The Great Philosophic Divide and Inflation

Conservatism is widely regarded to embody traditional values as the basis for wise government, forming the belief that looking backward is the roadmap to moving forward.  Conservatives find validation in the history of ideas fostering the American Revolution, and pursue refuge in religious morality, legal precedent and above all, the Constitution.  While Conservatives exist in all political parties today, most identify as Republicans.  So what does it mean, in its purest form, to be a Republican?

In the United States Republicanism was established as a representative form of government whereby citizens elect leaders from among themselves for a predefined term. Unlike European models of aristocracy with a permanent ruling class, a Republican form of government is a structure that ensures and protects the principles of democracy by creatinga constitution that guarantees basic civil rights that cannot be overridden by majority rule.

Chief among these principles are the concepts that natural law defines the inalienable rights of all human beings; the consent of the governed is required in all matters of self-determination; individualism is the foundation of freedom but the family is the foundation of society; and a benevolent government exists to provide for its citizens protections that cannot be provided individually .

At this point, there is little, if any, philosophical difference between conservative and liberal values as a foundation for government. The core  political differences are practical not theoretical.  Like a troubled marriage, it’s always about finances–who’s spending whose money.

Contemporary Conservatives line up behind corporations as the root of national economic strength, and embrace policies that fortify their income by the creation of a favored status and through favorable taxation policy and corporate welfare in the belief that it benefits corporate investors while trickling down to working-class wage-earners as salaries that translate to consumer spending and greater GDP.  It’s their idea of an economic perpetual motion machine, but really it’s a financial boomerang. Policies that support this approach to governance are myopic and the policy makers are self-aggrandizing, by favoring the very corporations they profit from, and who in turn finance their campaigns.  That’s the perpetual motion machine, the one that concentrates economic and political power in the hands of corporations.

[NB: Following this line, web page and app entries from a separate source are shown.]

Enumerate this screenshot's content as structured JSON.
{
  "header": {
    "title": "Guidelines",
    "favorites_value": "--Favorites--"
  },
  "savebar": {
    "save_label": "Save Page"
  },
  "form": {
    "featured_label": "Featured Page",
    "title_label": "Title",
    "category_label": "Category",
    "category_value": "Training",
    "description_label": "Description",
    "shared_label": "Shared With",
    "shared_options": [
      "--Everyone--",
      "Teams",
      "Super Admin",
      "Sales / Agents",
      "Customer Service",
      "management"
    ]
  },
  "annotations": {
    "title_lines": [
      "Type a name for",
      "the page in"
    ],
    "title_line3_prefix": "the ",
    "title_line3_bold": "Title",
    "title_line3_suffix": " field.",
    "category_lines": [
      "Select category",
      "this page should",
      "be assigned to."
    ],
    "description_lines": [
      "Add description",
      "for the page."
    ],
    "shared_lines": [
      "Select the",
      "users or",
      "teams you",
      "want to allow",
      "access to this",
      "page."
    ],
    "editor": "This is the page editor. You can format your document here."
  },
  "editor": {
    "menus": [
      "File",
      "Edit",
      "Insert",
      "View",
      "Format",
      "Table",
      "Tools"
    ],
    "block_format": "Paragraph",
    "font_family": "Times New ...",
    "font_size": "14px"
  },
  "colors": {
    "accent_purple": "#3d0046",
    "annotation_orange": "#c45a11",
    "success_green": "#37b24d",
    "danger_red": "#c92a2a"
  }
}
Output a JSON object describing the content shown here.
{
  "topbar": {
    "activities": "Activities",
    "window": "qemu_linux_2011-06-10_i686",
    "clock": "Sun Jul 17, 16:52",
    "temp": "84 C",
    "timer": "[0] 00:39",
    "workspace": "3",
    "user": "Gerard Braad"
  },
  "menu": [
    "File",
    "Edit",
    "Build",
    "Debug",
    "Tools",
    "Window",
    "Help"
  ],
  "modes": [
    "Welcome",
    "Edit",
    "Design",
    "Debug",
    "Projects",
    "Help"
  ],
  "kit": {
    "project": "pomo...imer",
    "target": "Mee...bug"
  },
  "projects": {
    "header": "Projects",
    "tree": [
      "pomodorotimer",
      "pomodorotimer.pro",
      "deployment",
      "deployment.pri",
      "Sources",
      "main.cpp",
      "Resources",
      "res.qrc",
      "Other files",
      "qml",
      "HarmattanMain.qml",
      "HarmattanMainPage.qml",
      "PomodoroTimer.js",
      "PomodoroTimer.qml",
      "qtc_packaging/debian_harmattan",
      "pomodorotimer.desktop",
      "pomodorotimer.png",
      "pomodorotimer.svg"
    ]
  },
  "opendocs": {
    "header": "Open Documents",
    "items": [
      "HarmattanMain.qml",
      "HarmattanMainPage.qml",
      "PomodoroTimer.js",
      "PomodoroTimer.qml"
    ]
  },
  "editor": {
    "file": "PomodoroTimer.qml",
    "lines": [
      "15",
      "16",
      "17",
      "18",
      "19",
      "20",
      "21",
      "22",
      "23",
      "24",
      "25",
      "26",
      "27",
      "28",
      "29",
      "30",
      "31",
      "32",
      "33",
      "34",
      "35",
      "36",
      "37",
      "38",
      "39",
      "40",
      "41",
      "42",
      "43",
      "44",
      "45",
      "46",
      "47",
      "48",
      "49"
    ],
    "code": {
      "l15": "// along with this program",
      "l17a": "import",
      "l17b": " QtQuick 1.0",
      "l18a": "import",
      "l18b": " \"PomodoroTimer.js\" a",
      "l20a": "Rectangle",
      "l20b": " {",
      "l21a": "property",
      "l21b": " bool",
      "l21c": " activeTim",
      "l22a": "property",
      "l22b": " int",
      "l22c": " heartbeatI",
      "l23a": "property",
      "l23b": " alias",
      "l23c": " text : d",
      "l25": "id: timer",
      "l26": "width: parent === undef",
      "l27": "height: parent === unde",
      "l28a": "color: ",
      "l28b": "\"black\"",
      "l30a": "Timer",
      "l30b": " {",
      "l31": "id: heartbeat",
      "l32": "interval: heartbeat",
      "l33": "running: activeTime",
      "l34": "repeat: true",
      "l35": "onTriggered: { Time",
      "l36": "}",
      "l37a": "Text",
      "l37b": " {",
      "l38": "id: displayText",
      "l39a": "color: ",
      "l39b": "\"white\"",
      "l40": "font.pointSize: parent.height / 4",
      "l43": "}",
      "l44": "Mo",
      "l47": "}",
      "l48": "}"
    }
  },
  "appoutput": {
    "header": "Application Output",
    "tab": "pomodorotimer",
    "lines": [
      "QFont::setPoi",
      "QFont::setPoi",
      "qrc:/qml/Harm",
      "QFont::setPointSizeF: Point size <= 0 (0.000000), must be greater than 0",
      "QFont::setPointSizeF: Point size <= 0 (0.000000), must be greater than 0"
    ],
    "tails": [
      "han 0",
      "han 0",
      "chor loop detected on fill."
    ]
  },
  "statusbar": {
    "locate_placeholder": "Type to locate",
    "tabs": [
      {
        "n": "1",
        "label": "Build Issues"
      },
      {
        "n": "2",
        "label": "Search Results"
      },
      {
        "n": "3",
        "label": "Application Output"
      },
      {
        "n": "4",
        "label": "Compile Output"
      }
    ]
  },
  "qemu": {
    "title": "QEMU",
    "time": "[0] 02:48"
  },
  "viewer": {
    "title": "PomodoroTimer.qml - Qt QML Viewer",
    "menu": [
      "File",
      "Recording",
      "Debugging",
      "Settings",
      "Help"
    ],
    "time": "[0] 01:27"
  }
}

When corporate profits soar while wages are stagnant, the dollar buys less and less. It’s a simple formula for inflation.  In this election year, conservative media sources have labeled it “Joe Biden’s inflation.”  In the U.S. the inflation rate is currently 8%, so why is it 10% in the U.K. and throughout most of Europe and 7% in Canada?  Clearly inflation is a global problem affecting all countries and every form of government equally.  This is not Joe Biden’s doing.

While Biden has taken measures to combat inflation, Republicans sit on the sidelines waiting for their turn to rule pending the predicted outcome of the 2022 midterms.  They have yet to propose a solution but have stated their intent is to create legislation that diminishes social security, Medicare and Medicaid programs, cutting benefits, thus guilt tripping retired seniors while diverting blame from themselves.  Where’s the trickle-down in that?